• **What is being asked**
Print everything in the records exactly. Leave the pictures out.

'''

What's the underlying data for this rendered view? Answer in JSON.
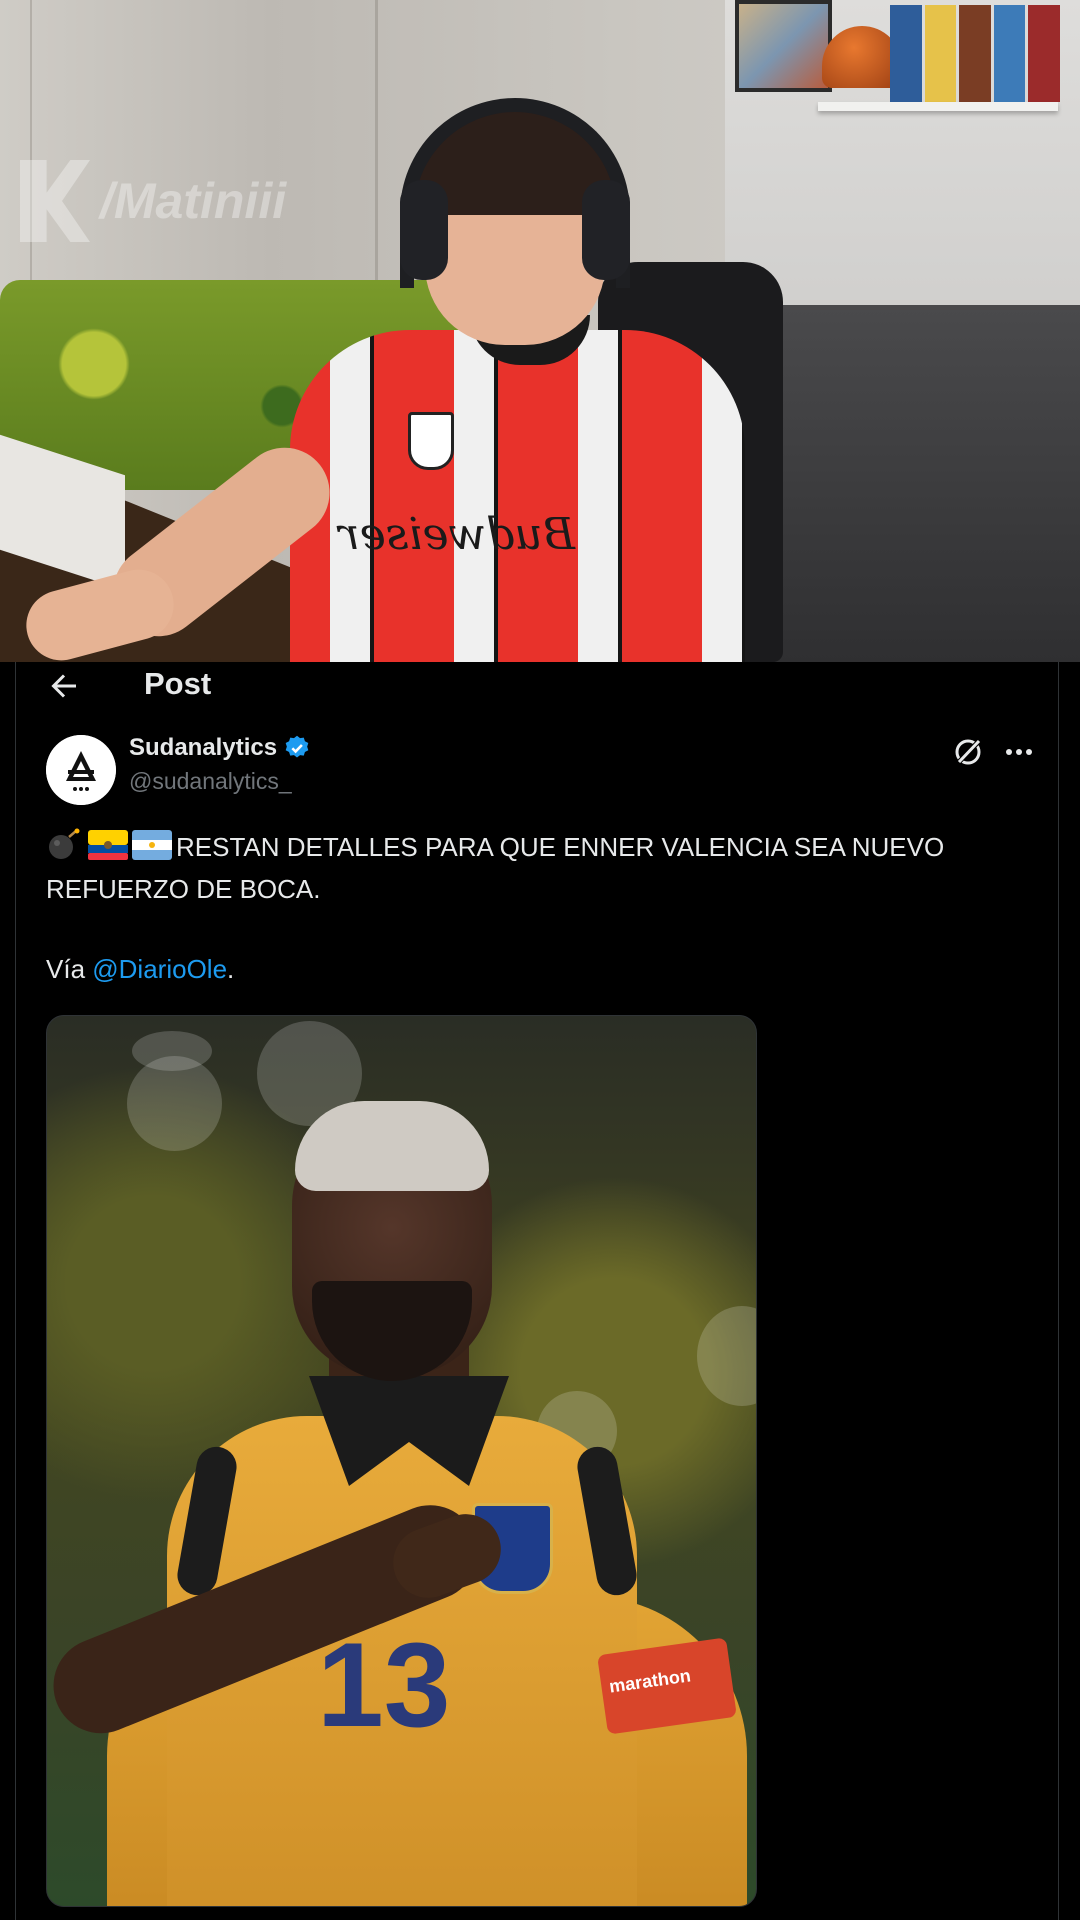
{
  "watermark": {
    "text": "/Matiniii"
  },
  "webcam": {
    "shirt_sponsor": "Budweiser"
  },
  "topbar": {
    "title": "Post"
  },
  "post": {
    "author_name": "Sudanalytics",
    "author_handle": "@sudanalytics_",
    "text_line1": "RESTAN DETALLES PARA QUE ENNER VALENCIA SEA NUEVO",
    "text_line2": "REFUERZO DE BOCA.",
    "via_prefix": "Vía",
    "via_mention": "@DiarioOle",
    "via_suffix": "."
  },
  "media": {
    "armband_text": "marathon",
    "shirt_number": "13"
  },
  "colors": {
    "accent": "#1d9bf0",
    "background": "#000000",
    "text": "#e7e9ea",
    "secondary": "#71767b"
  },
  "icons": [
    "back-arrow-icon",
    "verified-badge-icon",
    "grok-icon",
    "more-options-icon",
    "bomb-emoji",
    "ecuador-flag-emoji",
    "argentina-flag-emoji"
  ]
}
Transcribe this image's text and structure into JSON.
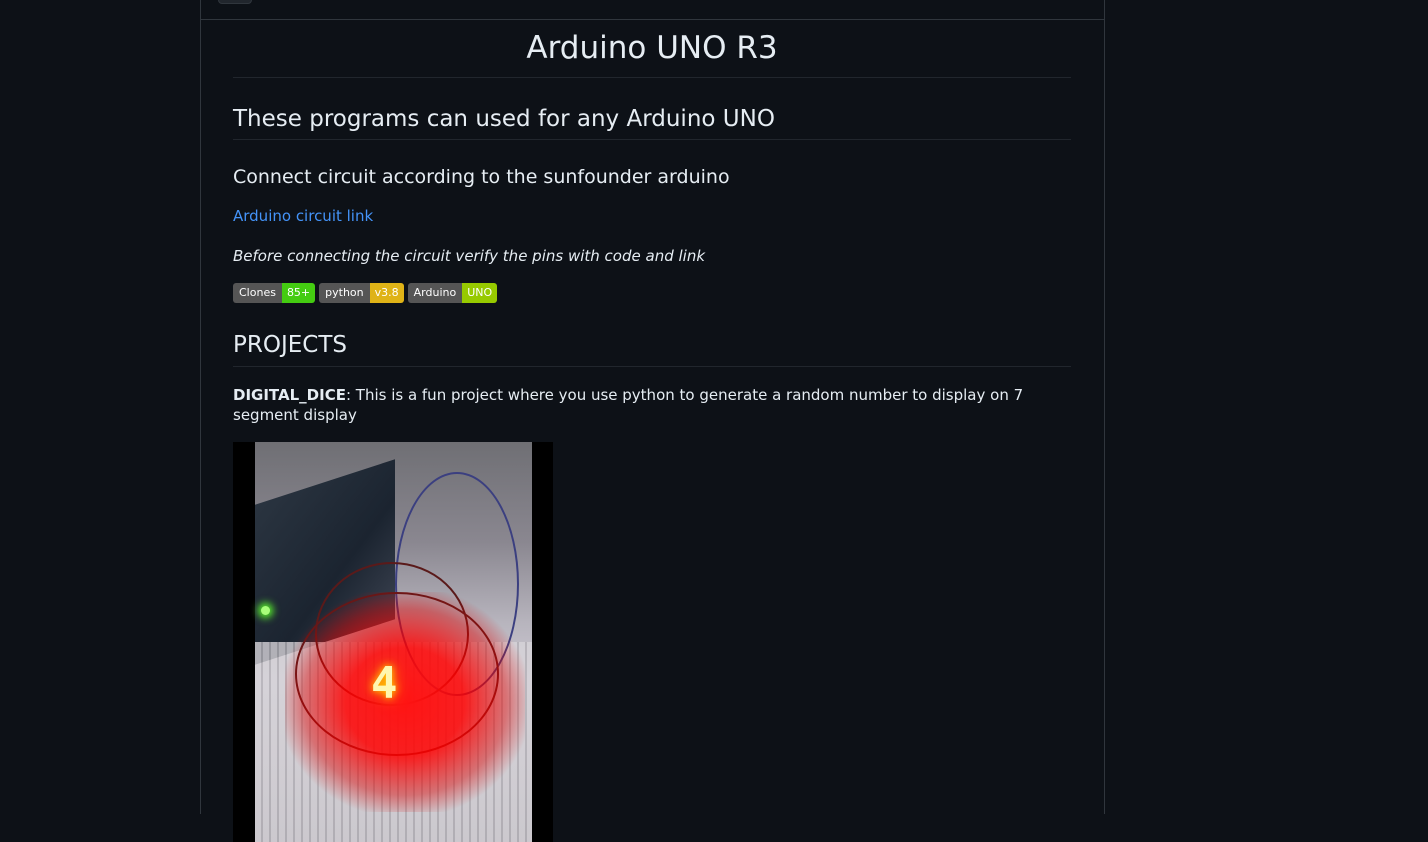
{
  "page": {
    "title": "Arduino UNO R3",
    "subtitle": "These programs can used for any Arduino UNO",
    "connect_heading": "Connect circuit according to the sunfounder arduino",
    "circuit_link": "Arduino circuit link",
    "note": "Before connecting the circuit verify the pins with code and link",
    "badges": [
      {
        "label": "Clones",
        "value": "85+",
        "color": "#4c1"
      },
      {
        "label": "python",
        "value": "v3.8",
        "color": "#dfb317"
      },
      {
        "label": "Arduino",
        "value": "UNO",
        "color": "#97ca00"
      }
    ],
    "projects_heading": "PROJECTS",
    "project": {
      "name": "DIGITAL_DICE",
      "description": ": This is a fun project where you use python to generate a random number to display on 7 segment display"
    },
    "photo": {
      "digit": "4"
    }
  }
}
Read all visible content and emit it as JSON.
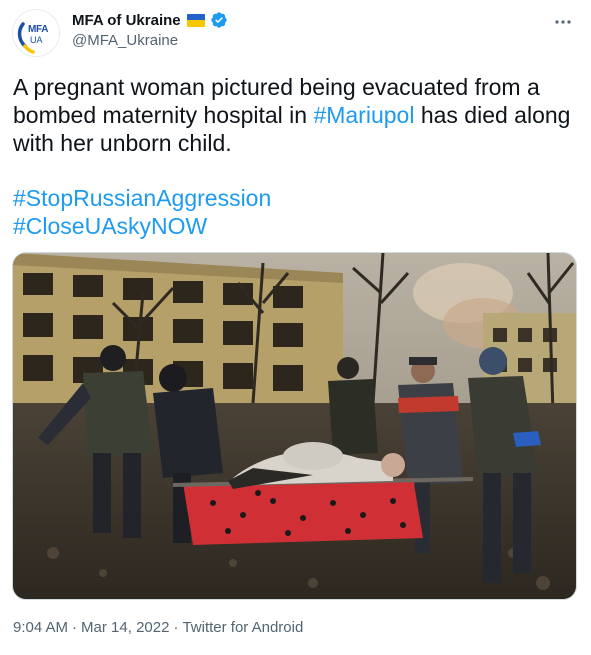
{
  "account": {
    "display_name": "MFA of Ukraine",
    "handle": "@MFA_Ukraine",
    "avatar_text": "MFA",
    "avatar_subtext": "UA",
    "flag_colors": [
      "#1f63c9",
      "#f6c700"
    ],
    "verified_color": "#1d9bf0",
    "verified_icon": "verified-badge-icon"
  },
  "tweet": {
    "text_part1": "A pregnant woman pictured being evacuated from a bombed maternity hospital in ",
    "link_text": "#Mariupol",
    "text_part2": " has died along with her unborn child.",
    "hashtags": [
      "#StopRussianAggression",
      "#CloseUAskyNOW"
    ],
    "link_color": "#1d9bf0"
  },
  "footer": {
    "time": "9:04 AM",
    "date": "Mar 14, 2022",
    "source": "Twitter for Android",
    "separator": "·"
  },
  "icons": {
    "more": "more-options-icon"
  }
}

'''

• **Your solution**
What's the underlying data for this rendered view? Answer in JSON.
{
  "watermark": {
    "text": "/Matiniii"
  },
  "webcam": {
    "shirt_sponsor": "Budweiser"
  },
  "topbar": {
    "title": "Post"
  },
  "post": {
    "author_name": "Sudanalytics",
    "author_handle": "@sudanalytics_",
    "text_line1": "RESTAN DETALLES PARA QUE ENNER VALENCIA SEA NUEVO",
    "text_line2": "REFUERZO DE BOCA.",
    "via_prefix": "Vía",
    "via_mention": "@DiarioOle",
    "via_suffix": "."
  },
  "media": {
    "armband_text": "marathon",
    "shirt_number": "13"
  },
  "colors": {
    "accent": "#1d9bf0",
    "background": "#000000",
    "text": "#e7e9ea",
    "secondary": "#71767b"
  },
  "icons": [
    "back-arrow-icon",
    "verified-badge-icon",
    "grok-icon",
    "more-options-icon",
    "bomb-emoji",
    "ecuador-flag-emoji",
    "argentina-flag-emoji"
  ]
}
Transcribe this image's text and structure into JSON.
{
  "page": {
    "title": "Arduino UNO R3",
    "subtitle": "These programs can used for any Arduino UNO",
    "connect_heading": "Connect circuit according to the sunfounder arduino",
    "circuit_link": "Arduino circuit link",
    "note": "Before connecting the circuit verify the pins with code and link",
    "badges": [
      {
        "label": "Clones",
        "value": "85+",
        "color": "#4c1"
      },
      {
        "label": "python",
        "value": "v3.8",
        "color": "#dfb317"
      },
      {
        "label": "Arduino",
        "value": "UNO",
        "color": "#97ca00"
      }
    ],
    "projects_heading": "PROJECTS",
    "project": {
      "name": "DIGITAL_DICE",
      "description": ": This is a fun project where you use python to generate a random number to display on 7 segment display"
    },
    "photo": {
      "digit": "4"
    }
  }
}
Read all visible content and emit it as JSON.
{
  "account": {
    "display_name": "MFA of Ukraine",
    "handle": "@MFA_Ukraine",
    "avatar_text": "MFA",
    "avatar_subtext": "UA",
    "flag_colors": [
      "#1f63c9",
      "#f6c700"
    ],
    "verified_color": "#1d9bf0",
    "verified_icon": "verified-badge-icon"
  },
  "tweet": {
    "text_part1": "A pregnant woman pictured being evacuated from a bombed maternity hospital in ",
    "link_text": "#Mariupol",
    "text_part2": " has died along with her unborn child.",
    "hashtags": [
      "#StopRussianAggression",
      "#CloseUAskyNOW"
    ],
    "link_color": "#1d9bf0"
  },
  "footer": {
    "time": "9:04 AM",
    "date": "Mar 14, 2022",
    "source": "Twitter for Android",
    "separator": "·"
  },
  "icons": {
    "more": "more-options-icon"
  }
}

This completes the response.